The Roman aqueducts were a multi-step system for bringing water from a distance to Roman cities and from there to distribute it. The aqueducts began as stone, brick or volcanic concrete channels that carried water at a slight downward slope from their source, and from there the water ended in catch-basins for the purpose of allowing sediment in the water to settle.
Surprisingly most of the channels leading to the catch-basins were underground; of the 260 miles of channels there were only approximately 30 miles above ground. The channels above ground were there due to the need to adjust the slope to ensure the steady flow of water made possible by gravity.
When low areas were in the water’s path, viaducts were built for the water to cross without losing the gentle slope needed to make the water run properly. From the catch-basin, water continued via canals and pipes, built of lead and terra-cotta until reaching storage reservoirs called castellan (cisterns). The castellan were located at the highest points in Rome so that homes, bath houses, and fountains could received water from lead pipes connected to these cisterns.
Not only did the ancient Romans bring water to their cities, but they arranged for its departure as well with sewers known as cloacae. For the construction of the cloacae it was necessary to go through Rome's seven hills to transport the waste water to the Tiber River. It is believed at the height of the empire 500 thousand barrels of water were piped into the city and sent through the cloacae every 24 hours.

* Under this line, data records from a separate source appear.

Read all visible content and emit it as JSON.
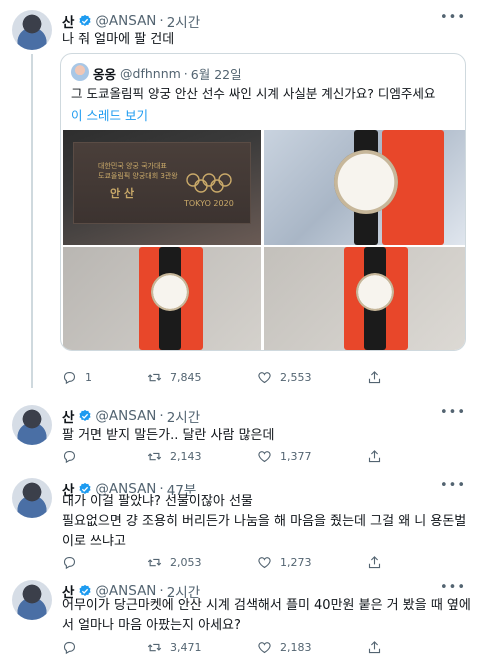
{
  "tweets": [
    {
      "name": "산",
      "handle": "@ANSAN",
      "time": "2시간",
      "text": "나 줘 얼마에 팔 건데",
      "quote": {
        "name": "옹옹",
        "handle": "@dfhnnm",
        "time": "6월 22일",
        "text": "그 도쿄올림픽 양궁 안산 선수 싸인 시계 사실분 계신가요? 디엠주세요",
        "thread_link": "이 스레드 보기",
        "box_text_1": "대한민국 양궁 국가대표",
        "box_text_2": "도쿄올림픽 양궁대회 3관왕",
        "box_signature": "안 산",
        "box_tokyo": "TOKYO 2020"
      },
      "replies": "1",
      "retweets": "7,845",
      "likes": "2,553"
    },
    {
      "name": "산",
      "handle": "@ANSAN",
      "time": "2시간",
      "text": "팔 거면 받지 말든가.. 달란 사람 많은데",
      "replies": "",
      "retweets": "2,143",
      "likes": "1,377"
    },
    {
      "name": "산",
      "handle": "@ANSAN",
      "time": "47분",
      "text_lines": [
        "내가 이걸 팔았냐? 선물이잖아 선물",
        "필요없으면 걍 조용히 버리든가 나눔을 해 마음을 줬는데 그걸 왜 니 용돈벌",
        "이로 쓰냐고"
      ],
      "replies": "",
      "retweets": "2,053",
      "likes": "1,273"
    },
    {
      "name": "산",
      "handle": "@ANSAN",
      "time": "2시간",
      "text_lines": [
        "어무이가 당근마켓에 안산 시계 검색해서 플미 40만원 붙은 거 봤을 때 옆에",
        "서 얼마나 마음 아팠는지 아세요?"
      ],
      "replies": "",
      "retweets": "3,471",
      "likes": "2,183"
    }
  ],
  "colors": {
    "accent": "#1d9bf0",
    "text": "#0f1419",
    "muted": "#536471",
    "border": "#cfd9de"
  }
}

A theory that Rome’s decline came about from the result of lead poisoning is no longer considered a viable one; Rome’s water did go through lead pipes but was always moving and would have been unlikely to become tainted. In addition, the water they carried was hard, meaning it contained dissolved minerals, which left deposits inside the pipes after a few years and prevented the water from coming into contact with the lead.
The aqueducts enabled the Romans to live a life that was luxurious to a degree almost unimaginable for their time period. The steady supply of safe water for drinking and bathing went a long way to prevent the diseases that decimated cities centuries later that were without water and sewage systems to equal Rome's. The aqueducts were so important that their destruction by the Goths in 537 AD was the death blow to the city.